It is worthy to note that if you dump your grains in the trash, they will end up in a landfill. Adding compostable material to a landfill is a good thing (better than plastic, glass, metal, and other things that don't break down.)
 

Wayne Faris
Junior Member
Username: Bugeaterbrewing

Post Number: 67
Registered: 12-2004
Posted on Friday, February 25, 2005 - 03:30 am:   Edit Post Delete Post View Post/Check IP    Ban Poster IP (Moderator/Admin only)

I guess I have to begin composting now. Our pigs went off to slaughter earlier this week. My problem is that February in Nebraska is a bad time to begin composting.
 

Paul Hayslett
Advanced Member
Username: Paulhayslett

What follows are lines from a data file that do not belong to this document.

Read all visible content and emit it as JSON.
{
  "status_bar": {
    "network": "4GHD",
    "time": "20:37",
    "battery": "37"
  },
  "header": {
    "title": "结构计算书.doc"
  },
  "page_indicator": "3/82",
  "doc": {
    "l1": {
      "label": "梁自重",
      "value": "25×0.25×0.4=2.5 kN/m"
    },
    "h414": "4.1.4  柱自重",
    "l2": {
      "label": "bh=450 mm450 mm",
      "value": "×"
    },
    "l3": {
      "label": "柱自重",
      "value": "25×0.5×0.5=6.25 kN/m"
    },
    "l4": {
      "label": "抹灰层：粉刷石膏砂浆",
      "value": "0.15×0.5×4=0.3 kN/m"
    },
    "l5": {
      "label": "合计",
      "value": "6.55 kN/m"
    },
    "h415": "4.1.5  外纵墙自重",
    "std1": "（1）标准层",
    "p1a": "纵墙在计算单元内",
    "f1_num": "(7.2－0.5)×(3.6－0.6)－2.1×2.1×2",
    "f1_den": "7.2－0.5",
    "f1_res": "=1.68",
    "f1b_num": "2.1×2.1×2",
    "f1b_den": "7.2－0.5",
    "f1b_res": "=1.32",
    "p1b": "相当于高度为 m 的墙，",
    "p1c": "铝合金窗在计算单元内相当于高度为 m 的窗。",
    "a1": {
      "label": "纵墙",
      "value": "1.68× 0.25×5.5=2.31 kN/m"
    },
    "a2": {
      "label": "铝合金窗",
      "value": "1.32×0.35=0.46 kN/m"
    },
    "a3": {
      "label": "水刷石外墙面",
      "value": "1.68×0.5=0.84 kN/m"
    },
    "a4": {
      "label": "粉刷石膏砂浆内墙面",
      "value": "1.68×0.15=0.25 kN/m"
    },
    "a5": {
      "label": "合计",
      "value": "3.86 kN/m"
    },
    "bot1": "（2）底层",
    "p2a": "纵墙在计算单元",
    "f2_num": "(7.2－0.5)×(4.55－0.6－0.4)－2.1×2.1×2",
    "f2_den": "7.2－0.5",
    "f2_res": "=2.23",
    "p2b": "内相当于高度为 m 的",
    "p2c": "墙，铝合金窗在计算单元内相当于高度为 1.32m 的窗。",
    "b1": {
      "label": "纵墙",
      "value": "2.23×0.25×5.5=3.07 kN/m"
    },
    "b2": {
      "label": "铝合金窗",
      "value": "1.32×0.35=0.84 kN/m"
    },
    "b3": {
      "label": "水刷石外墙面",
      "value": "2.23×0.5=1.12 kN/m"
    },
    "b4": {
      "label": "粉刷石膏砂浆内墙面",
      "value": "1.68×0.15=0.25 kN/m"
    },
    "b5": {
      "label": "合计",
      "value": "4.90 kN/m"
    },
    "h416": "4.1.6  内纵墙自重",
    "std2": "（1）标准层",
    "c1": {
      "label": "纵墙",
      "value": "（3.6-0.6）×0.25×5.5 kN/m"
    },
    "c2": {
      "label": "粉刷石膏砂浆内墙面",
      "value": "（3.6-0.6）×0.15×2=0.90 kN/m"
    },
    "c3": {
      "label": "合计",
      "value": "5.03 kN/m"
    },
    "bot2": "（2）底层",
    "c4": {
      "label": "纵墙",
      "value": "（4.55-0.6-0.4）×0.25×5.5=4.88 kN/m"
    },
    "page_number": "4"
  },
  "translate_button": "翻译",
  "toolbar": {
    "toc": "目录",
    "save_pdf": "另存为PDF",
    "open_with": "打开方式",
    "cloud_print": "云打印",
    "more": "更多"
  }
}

Post Number: 662
Registered: 02-2002
Posted on Friday, February 25, 2005 - 04:28 am:   Edit Post Delete Post View Post/Check IP    Ban Poster IP (Moderator/Admin only)

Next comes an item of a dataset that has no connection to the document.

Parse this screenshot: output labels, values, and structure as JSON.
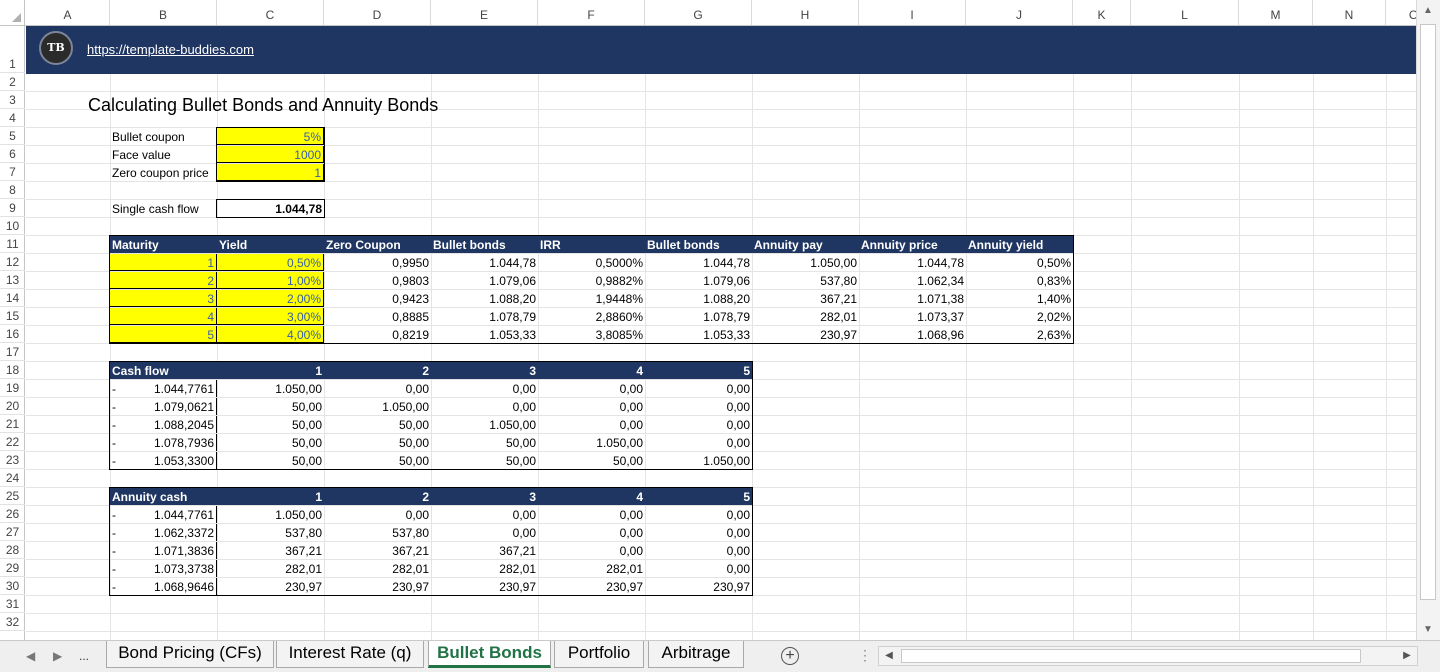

I compost it all. As others have said, it attracts skunks, which stink up the yard, and my dog, who then stinks up my office (ain't nothing worse than sharing a small office with a flatulent greyhound). And all by itself it stinks to high heaven if just dumped and left in a pile. But a good mixing into the rest of the pile solves all problems, plus turns the pile into a freaking worm factory. My wife's garden has never looked better.
 

Roger Herpst
New Member
Username: Roger456

Post Number: 8
Registered: 12-2004
Posted on Friday, February 25, 2005 - 05:58 am:   Edit Post Delete Post View Post/Check IP    Ban Poster IP (Moderator/Admin only)

Helpful thread. Thanks everybody. I'm going down to the bait shop this weekend for bait and compost worms, so I should be getting some nice dirt this year. All the weird tangents that come up in this hobby are pretty amazing...

R